LONDON • The European Union (EU) has formally abandoned the founding principle that all of its members are heading towards ever closer integration, only at different speeds.
But whether that will be enough to enable British Prime Minister David Cameron to win a referendum perhaps as early as June on maintaining Britain's membership of the EU remains to be seen, given hostility in his Conservative party and the depth of public anxiety about immigration.
A draft deal negotiated by EU authorities with the aim of keeping Britain in the 28-nation bloc recognises for the first time that some countries do not share the objective, enshrined in the 1957 Treaty of Rome, of "ever closer union" and may never go further in political integration. A legally binding decision up for approval by EU leaders says references in the bloc's founding treaties to an ever closer union among the peoples of Europe "do not compel all member states to aim for a common destination".
In other words, member states will no longer be obliged to order the full set menu at European Commission president Jean-Claude Juncker's restaurant, but have a recognised right to pick and choose their courses.
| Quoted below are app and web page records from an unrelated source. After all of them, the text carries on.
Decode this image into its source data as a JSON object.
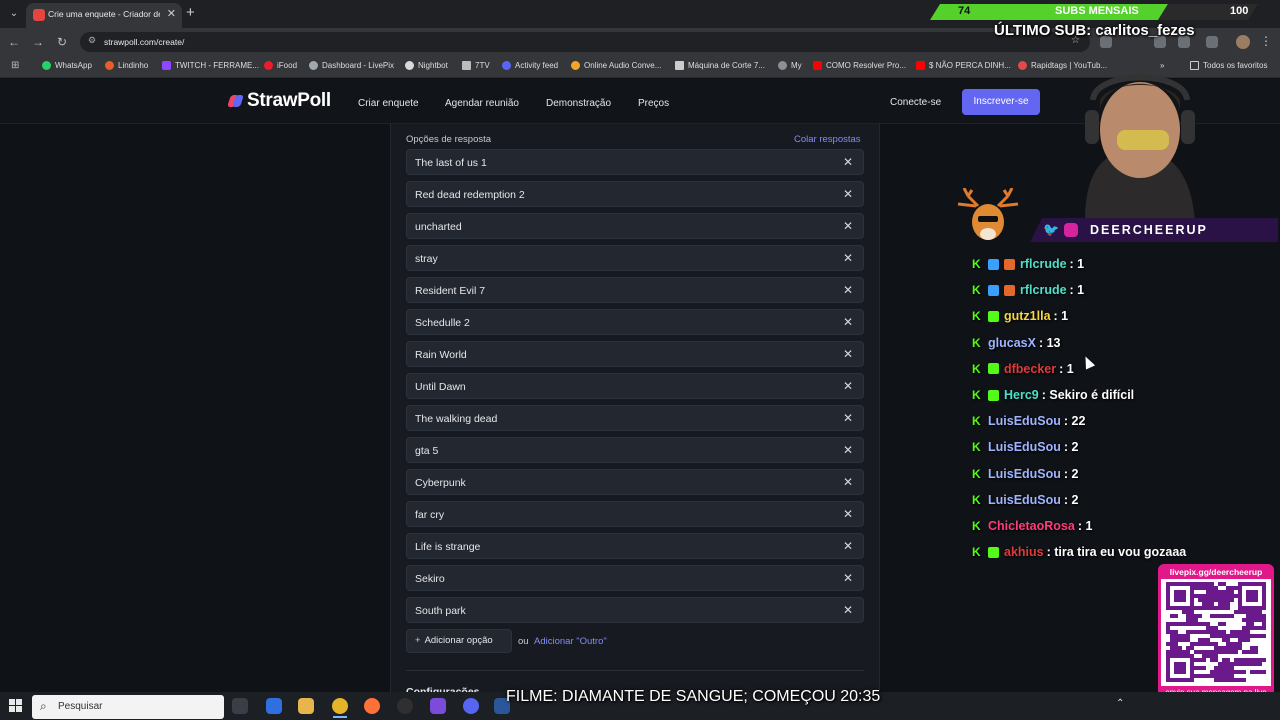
{
  "browser": {
    "tab_title": "Crie uma enquete - Criador de",
    "url": "strawpoll.com/create/",
    "bookmarks": [
      "WhatsApp",
      "Lindinho",
      "TWITCH - FERRAME...",
      "iFood",
      "Dashboard - LivePix",
      "Nightbot",
      "7TV",
      "Activity feed",
      "Online Audio Conve...",
      "Máquina de Corte 7...",
      "My",
      "COMO Resolver Pro...",
      "$ NÃO PERCA DINH...",
      "Rapidtags | YouTub..."
    ],
    "all_bookmarks": "Todos os favoritos"
  },
  "header": {
    "brand": "StrawPoll",
    "nav": [
      "Criar enquete",
      "Agendar reunião",
      "Demonstração",
      "Preços"
    ],
    "login": "Conecte-se",
    "signup": "Inscrever-se"
  },
  "form": {
    "options_label": "Opções de resposta",
    "paste_answers": "Colar respostas",
    "options": [
      "The last of us 1",
      "Red dead redemption 2",
      "uncharted",
      "stray",
      "Resident Evil 7",
      "Schedulle 2",
      "Rain World",
      "Until Dawn",
      "The walking dead",
      "gta 5",
      "Cyberpunk",
      "far cry",
      "Life is strange",
      "Sekiro",
      "South park"
    ],
    "add_option": "Adicionar opção",
    "or": "ou",
    "add_other": "Adicionar \"Outro\"",
    "settings_title": "Configurações"
  },
  "overlay": {
    "subs_count": "74",
    "subs_label": "SUBS MENSAIS",
    "subs_goal": "100",
    "subs_progress": 0.74,
    "last_sub": "ÚLTIMO SUB: carlitos_fezes",
    "channel": "DEERCHEERUP",
    "chat": [
      {
        "user": "rflcrude",
        "msg": ": 1",
        "color": "#4ee0c8"
      },
      {
        "user": "rflcrude",
        "msg": ": 1",
        "color": "#4ee0c8"
      },
      {
        "user": "gutz1lla",
        "msg": ": 1",
        "color": "#f5d742"
      },
      {
        "user": "glucasX",
        "msg": ": 13",
        "color": "#9fb4ff"
      },
      {
        "user": "dfbecker",
        "msg": ": 1",
        "color": "#e03a3a"
      },
      {
        "user": "Herc9",
        "msg": ": Sekiro é difícil",
        "color": "#4ee0c8"
      },
      {
        "user": "LuisEduSou",
        "msg": ": 22",
        "color": "#9fb4ff"
      },
      {
        "user": "LuisEduSou",
        "msg": ": 2",
        "color": "#9fb4ff"
      },
      {
        "user": "LuisEduSou",
        "msg": ": 2",
        "color": "#9fb4ff"
      },
      {
        "user": "LuisEduSou",
        "msg": ": 2",
        "color": "#9fb4ff"
      },
      {
        "user": "ChicletaoRosa",
        "msg": ": 1",
        "color": "#ff3b7a"
      },
      {
        "user": "akhius",
        "msg": ": tira tira eu vou gozaaa",
        "color": "#e03a3a"
      }
    ],
    "qr_header": "livepix.gg/deercheerup",
    "qr_footer": "envie sua mensagem na live via pix!",
    "ticker": "FILME: DIAMANTE DE SANGUE; COMEÇOU 20:35"
  },
  "taskbar": {
    "search": "Pesquisar"
  }
}
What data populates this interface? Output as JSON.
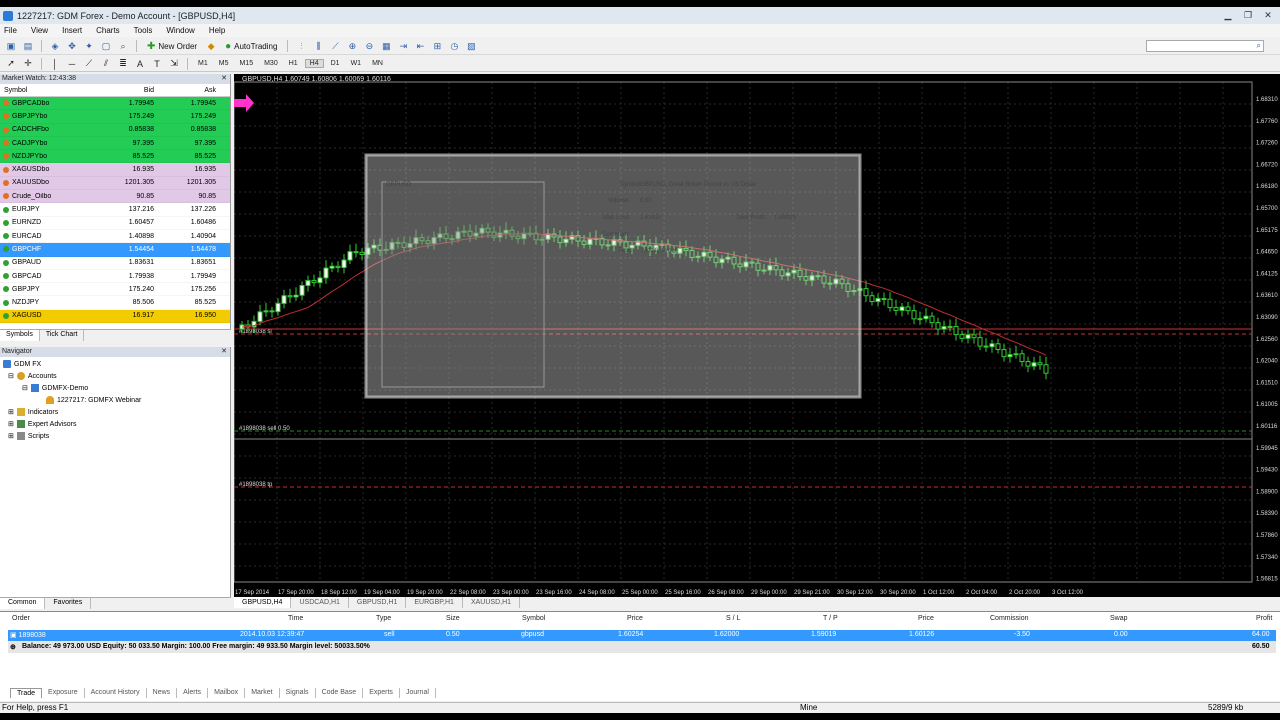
{
  "window": {
    "title": "1227217: GDM Forex - Demo Account - [GBPUSD,H4]"
  },
  "menu": [
    "File",
    "View",
    "Insert",
    "Charts",
    "Tools",
    "Window",
    "Help"
  ],
  "toolbar": {
    "new_order": "New Order",
    "autotrading": "AutoTrading"
  },
  "timeframes": [
    "M1",
    "M5",
    "M15",
    "M30",
    "H1",
    "H4",
    "D1",
    "W1",
    "MN"
  ],
  "active_timeframe": "H4",
  "market_watch": {
    "title": "Market Watch: 12:43:38",
    "headers": {
      "symbol": "Symbol",
      "bid": "Bid",
      "ask": "Ask"
    },
    "rows": [
      {
        "symbol": "GBPCADbo",
        "bid": "1.79945",
        "ask": "1.79945",
        "bg": "#22cc55",
        "dot": "#e07020"
      },
      {
        "symbol": "GBPJPYbo",
        "bid": "175.249",
        "ask": "175.249",
        "bg": "#22cc55",
        "dot": "#e07020"
      },
      {
        "symbol": "CADCHFbo",
        "bid": "0.85838",
        "ask": "0.85838",
        "bg": "#22cc55",
        "dot": "#e07020"
      },
      {
        "symbol": "CADJPYbo",
        "bid": "97.395",
        "ask": "97.395",
        "bg": "#22cc55",
        "dot": "#e07020"
      },
      {
        "symbol": "NZDJPYbo",
        "bid": "85.525",
        "ask": "85.525",
        "bg": "#22cc55",
        "dot": "#e07020"
      },
      {
        "symbol": "XAGUSDbo",
        "bid": "16.935",
        "ask": "16.935",
        "bg": "#e0c8e6",
        "dot": "#e07020"
      },
      {
        "symbol": "XAUUSDbo",
        "bid": "1201.305",
        "ask": "1201.305",
        "bg": "#e0c8e6",
        "dot": "#e07020"
      },
      {
        "symbol": "Crude_Oilbo",
        "bid": "90.85",
        "ask": "90.85",
        "bg": "#e0c8e6",
        "dot": "#e07020"
      },
      {
        "symbol": "EURJPY",
        "bid": "137.216",
        "ask": "137.226",
        "bg": "#ffffff",
        "dot": "#30a030"
      },
      {
        "symbol": "EURNZD",
        "bid": "1.60457",
        "ask": "1.60486",
        "bg": "#ffffff",
        "dot": "#30a030"
      },
      {
        "symbol": "EURCAD",
        "bid": "1.40898",
        "ask": "1.40904",
        "bg": "#ffffff",
        "dot": "#30a030"
      },
      {
        "symbol": "GBPCHF",
        "bid": "1.54454",
        "ask": "1.54478",
        "bg": "#3399ff",
        "dot": "#30a030"
      },
      {
        "symbol": "GBPAUD",
        "bid": "1.83631",
        "ask": "1.83651",
        "bg": "#ffffff",
        "dot": "#30a030"
      },
      {
        "symbol": "GBPCAD",
        "bid": "1.79938",
        "ask": "1.79949",
        "bg": "#ffffff",
        "dot": "#30a030"
      },
      {
        "symbol": "GBPJPY",
        "bid": "175.240",
        "ask": "175.256",
        "bg": "#ffffff",
        "dot": "#30a030"
      },
      {
        "symbol": "NZDJPY",
        "bid": "85.506",
        "ask": "85.525",
        "bg": "#ffffff",
        "dot": "#30a030"
      },
      {
        "symbol": "XAGUSD",
        "bid": "16.917",
        "ask": "16.950",
        "bg": "#f2cc00",
        "dot": "#30a030"
      }
    ],
    "tabs": [
      "Symbols",
      "Tick Chart"
    ]
  },
  "navigator": {
    "title": "Navigator",
    "root": "GDM FX",
    "accounts": "Accounts",
    "server": "GDMFX-Demo",
    "account": "1227217: GDMFX Webinar",
    "indicators": "Indicators",
    "experts": "Expert Advisors",
    "scripts": "Scripts",
    "tabs": [
      "Common",
      "Favorites"
    ]
  },
  "chart": {
    "header": "GBPUSD,H4  1.60749 1.60806 1.60069 1.60116",
    "price_labels": [
      "1.68310",
      "1.67760",
      "1.67260",
      "1.66720",
      "1.66180",
      "1.65700",
      "1.65175",
      "1.64650",
      "1.64125",
      "1.63610",
      "1.63090",
      "1.62560",
      "1.62040",
      "1.61510",
      "1.61005",
      "1.60116",
      "1.59945",
      "1.59430",
      "1.58900",
      "1.58390",
      "1.57860",
      "1.57340",
      "1.56815"
    ],
    "time_labels": [
      "17 Sep 2014",
      "17 Sep 20:00",
      "18 Sep 12:00",
      "19 Sep 04:00",
      "19 Sep 20:00",
      "22 Sep 08:00",
      "23 Sep 00:00",
      "23 Sep 16:00",
      "24 Sep 08:00",
      "25 Sep 00:00",
      "25 Sep 16:00",
      "26 Sep 08:00",
      "29 Sep 00:00",
      "29 Sep 21:00",
      "30 Sep 12:00",
      "30 Sep 20:00",
      "1 Oct 12:00",
      "2 Oct 04:00",
      "2 Oct 20:00",
      "3 Oct 12:00"
    ],
    "order_labels": [
      "#1898038 sl",
      "#1898038 sell 0.50",
      "#1898038 tp"
    ],
    "dialog": {
      "symbol_label": "Symbol:",
      "symbol": "GBPUSD, Great Britain Pound vs US Dollar",
      "volume_label": "Volume:",
      "volume": "0.50",
      "sl_label": "Stop Loss:",
      "sl": "1.61437",
      "tp_label": "Take Profit:",
      "tp": "1.59019",
      "comment_label": "Comment:",
      "type_label": "Type:",
      "type": "Modify Order",
      "mini_chart_title": "GBPUSD"
    },
    "tabs": [
      "GBPUSD,H4",
      "USDCAD,H1",
      "GBPUSD,H1",
      "EURGBP,H1",
      "XAUUSD,H1"
    ]
  },
  "terminal": {
    "headers": [
      "Order",
      "Time",
      "Type",
      "Size",
      "Symbol",
      "Price",
      "S / L",
      "T / P",
      "Price",
      "Commission",
      "Swap",
      "Profit"
    ],
    "order": {
      "id": "1898038",
      "time": "2014.10.03 12:39:47",
      "type": "sell",
      "size": "0.50",
      "symbol": "gbpusd",
      "price": "1.60254",
      "sl": "1.62000",
      "tp": "1.59019",
      "cur_price": "1.60126",
      "commission": "-3.50",
      "swap": "0.00",
      "profit": "64.00"
    },
    "balance": "Balance: 49 973.00 USD  Equity: 50 033.50  Margin: 100.00  Free margin: 49 933.50  Margin level: 50033.50%",
    "total_profit": "60.50",
    "tabs": [
      "Trade",
      "Exposure",
      "Account History",
      "News",
      "Alerts",
      "Mailbox",
      "Market",
      "Signals",
      "Code Base",
      "Experts",
      "Journal"
    ]
  },
  "status": {
    "help": "For Help, press F1",
    "profile": "Mine",
    "traffic": "5289/9 kb"
  }
}
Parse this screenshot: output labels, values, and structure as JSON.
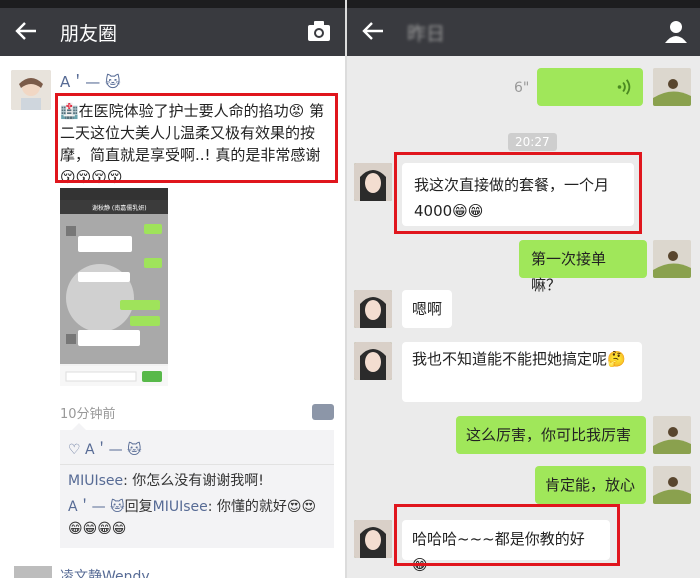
{
  "left": {
    "nav_title": "朋友圈",
    "post": {
      "user": "A＇— 🐱",
      "text": "🏥在医院体验了护士要人命的掐功😡 第二天这位大美人儿温柔又极有效果的按摩，简直就是享受啊..! 真的是非常感谢😚😚😚😚",
      "time": "10分钟前"
    },
    "screenshot_title": "谢秋静 (南嘉儒乳妍)",
    "comments": {
      "likes": "♡ A＇— 🐱",
      "c1_user": "MIUIsee",
      "c1_text": ": 你怎么没有谢谢我啊!",
      "c2_user": "A＇— 🐱",
      "c2_reply": "回复",
      "c2_target": "MIUIsee",
      "c2_text": ": 你懂的就好😍😍😁😁😁😁"
    },
    "next_user": "凌文静Wendy"
  },
  "right": {
    "nav_title": "昨日",
    "voice_seconds": "6\"",
    "time_label": "20:27",
    "messages": [
      {
        "side": "left",
        "text": "我这次直接做的套餐，一个月4000😁😁"
      },
      {
        "side": "right",
        "text": "第一次接单嘛？"
      },
      {
        "side": "left",
        "text": "嗯啊"
      },
      {
        "side": "left",
        "text": "我也不知道能不能把她搞定呢🤔"
      },
      {
        "side": "right",
        "text": "这么厉害，你可比我厉害"
      },
      {
        "side": "right",
        "text": "肯定能，放心"
      },
      {
        "side": "left",
        "text": "哈哈哈~~~都是你教的好😁"
      }
    ]
  },
  "colors": {
    "navbar": "#393a3f",
    "green_bubble": "#a0e75a",
    "link_blue": "#576b95",
    "highlight_red": "#e0161d"
  }
}
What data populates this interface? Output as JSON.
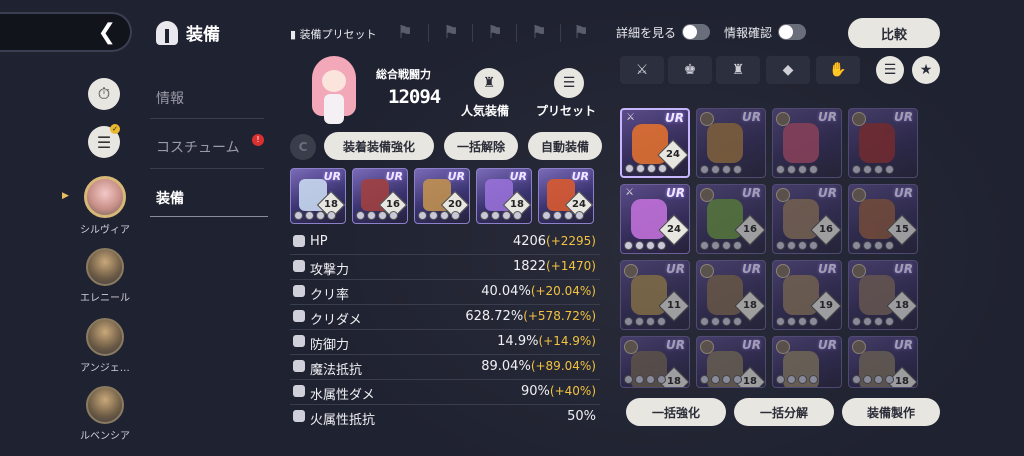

The text makes explicit a long-term shift in Europe's architecture towards a two-tier or multi-tier system, with the 19-nation euro zone destined to move towards deeper political and economic integration even as others stand aside.
Until now, the Brussels orthodoxy had been that all members of a "two-speed Europe" would eventually participate in all European policies, but at their own pace.
Package's key points
The head of the European Council, Mr Donald Tusk, has unveiled a draft reform package to help keep Britain in the European Union, with the following key points:
Without changing treaties on free movement of labour and barring discrimination, the EU proposed an "emergency brake", limiting those fundamental rights where vital national interests or economic stability are at risk.
The EU said on Tuesday that no British company or citizen would face discrimination because they use the pound as a currency. The EU is also offering Britain a way to slow down euro zone legislation that it does not like, although it does not offer any veto rights on euro zone decision-making.
The Tusk package explicitly states that Britain is not committed to further political integration into the EU. The EU also offers to allow a simple majority of national Parliaments to stop legislative proposals from the Commission.
The least contentious British demand for less red tape and more economic dynamism has broad backing so a set of declarations will echo EU policy, but with elements to show Britain that Brussels is listening.
Britain is already the most semi-detached of EU members. It has opted out of the euro and the Schengen zone of passport-free travel and participates in judicial and police cooperation on an "a la carte" basis.
EU officials are keen to avoid the terms offered to Britain triggering a "me too" wave of efforts by others, such as Poland, to row back on existing commitments. Poland, Hungary, the Czech Republic, Romania and Bulgaria all bound themselves in their EU accession treaties to join the single currency once they meet the economic criteria.
Since the euro zone's debt crisis, most have stalled preparations.
At Britain's behest, the text recognises that "not all member states have the euro as their currency" but it avoids undermining the others' obligation to join. Warsaw's new euro-sceptic government has said it does not intend to adopt the euro during its four-year term.
Mr Cameron secured concessions on a range of demands, from more say for national parliaments, to denying welfare benefits to new EU migrants arriving in Britain, and a procedure to make it harder for euro zone countries to outvote non-euro members.
Mr Cameron urged MPs yesterday to unite behind his drive to agree on the EU reforms at a Brussels summit next month ahead of Britain's EU membership referendum. "Let's fight this together," Mr Cameron said as he defended a series of draft proposals put forward by European Council president Donald Tusk on Tuesday that have angered euro-sceptics from his own Conservative Party.
"I do believe that with these draft texts... Britain is getting closer to the decision point," he said in a parliamentary debate on the issue.
Mr Cameron did not give a timing for the referendum, but when asked about June 23 - which has been mooted in newspaper reports - he said it would not be too soon after regional elections on May 5.
But opposition to the latest deal from euro-sceptics in London was stiff, with lawmaker Steve Baker accusing Mr Cameron of "polishing poo", exposing the acrimony surrounding the campaign ahead of the in/out referendum on EU membership.
British newspapers were also scathing. "Cameron's EU deal is a joke" was the headline of the Daily Express, while the Daily Mail called it "The great delusion!" The Daily Telegraph reported that Cabinet ministers were threatening to rebel over what it described as a "watered-down" deal.
Even Mr Cameron's political ally, London mayor Boris Johnson, criticised reports of a proposed "red card" for national parliaments to block EU laws. Mr Johnson said he had "doubts" about the mooted system, adding that he believed there was "much, much more that needs to be done" on EU reform.
"I think what would be better would be if we had a brake of our own that we were willing to use... That's what we should be able to do," he said on LBC radio.
As part of a charm offensive, Mr Cameron is visiting Poland and Denmark tomorrow, then Germany next week for talks with Chancellor Angela Merkel.
REUTERS, AGENCE FRANCE PRESSE